> Exercise: If an entry holds a picture, leave that picture out. Give everything else again exactly.

> Input material:

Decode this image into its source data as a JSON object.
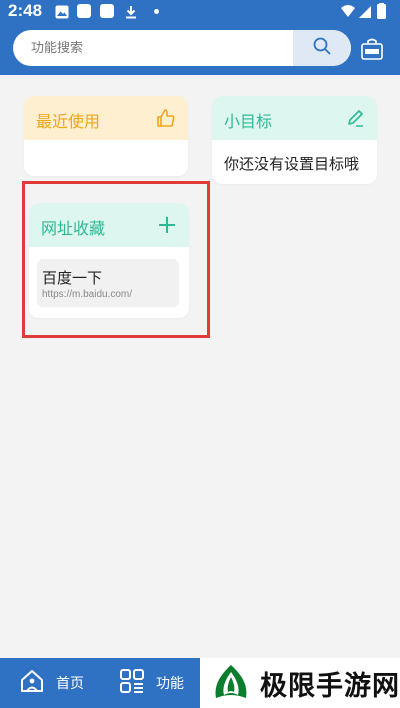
{
  "status_bar": {
    "time": "2:48"
  },
  "search": {
    "placeholder": "功能搜索"
  },
  "cards": {
    "recent": {
      "title": "最近使用"
    },
    "goal": {
      "title": "小目标",
      "empty_text": "你还没有设置目标哦"
    },
    "favorites": {
      "title": "网址收藏",
      "items": [
        {
          "title": "百度一下",
          "url": "https://m.baidu.com/"
        }
      ]
    }
  },
  "tabbar": {
    "home_label": "首页",
    "features_label": "功能"
  },
  "watermark": {
    "text": "极限手游网"
  },
  "colors": {
    "primary": "#2f72c4",
    "recent_header": "#fdefd0",
    "recent_accent": "#f0a51a",
    "green_header": "#ddf6ef",
    "green_accent": "#30b896",
    "highlight": "#e03a3a"
  },
  "icons": {
    "search": "search-icon",
    "new": "new-badge-icon",
    "thumbs_up": "thumbs-up-icon",
    "edit": "pencil-icon",
    "add": "plus-icon",
    "home": "home-icon",
    "features": "grid-icon"
  }
}
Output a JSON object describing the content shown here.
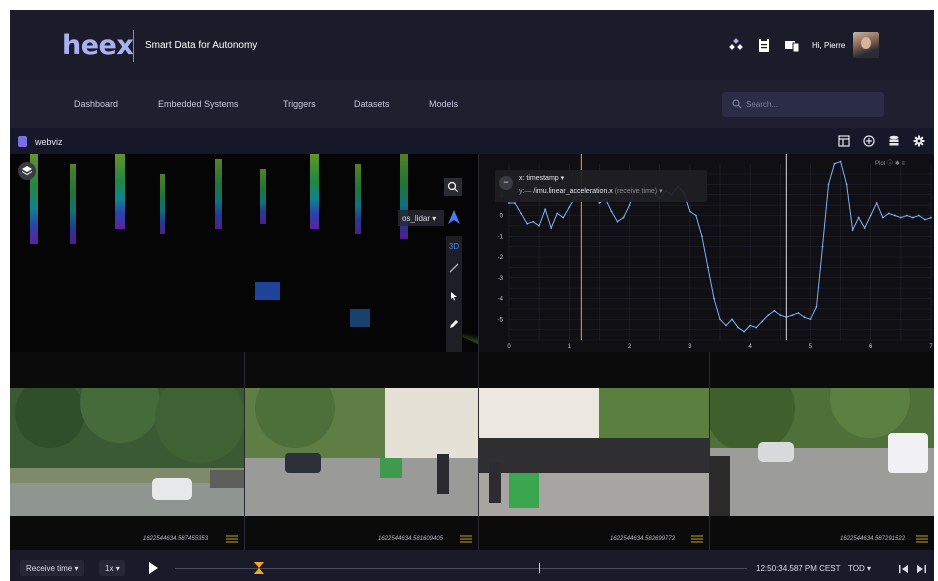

> Answer section:
Decode this image into its source data as a JSON object.
{
  "status_bar": {
    "time": "2:48"
  },
  "search": {
    "placeholder": "功能搜索"
  },
  "cards": {
    "recent": {
      "title": "最近使用"
    },
    "goal": {
      "title": "小目标",
      "empty_text": "你还没有设置目标哦"
    },
    "favorites": {
      "title": "网址收藏",
      "items": [
        {
          "title": "百度一下",
          "url": "https://m.baidu.com/"
        }
      ]
    }
  },
  "tabbar": {
    "home_label": "首页",
    "features_label": "功能"
  },
  "watermark": {
    "text": "极限手游网"
  },
  "colors": {
    "primary": "#2f72c4",
    "recent_header": "#fdefd0",
    "recent_accent": "#f0a51a",
    "green_header": "#ddf6ef",
    "green_accent": "#30b896",
    "highlight": "#e03a3a"
  },
  "icons": {
    "search": "search-icon",
    "new": "new-badge-icon",
    "thumbs_up": "thumbs-up-icon",
    "edit": "pencil-icon",
    "add": "plus-icon",
    "home": "home-icon",
    "features": "grid-icon"
  }
}
Output a JSON object describing the content shown here.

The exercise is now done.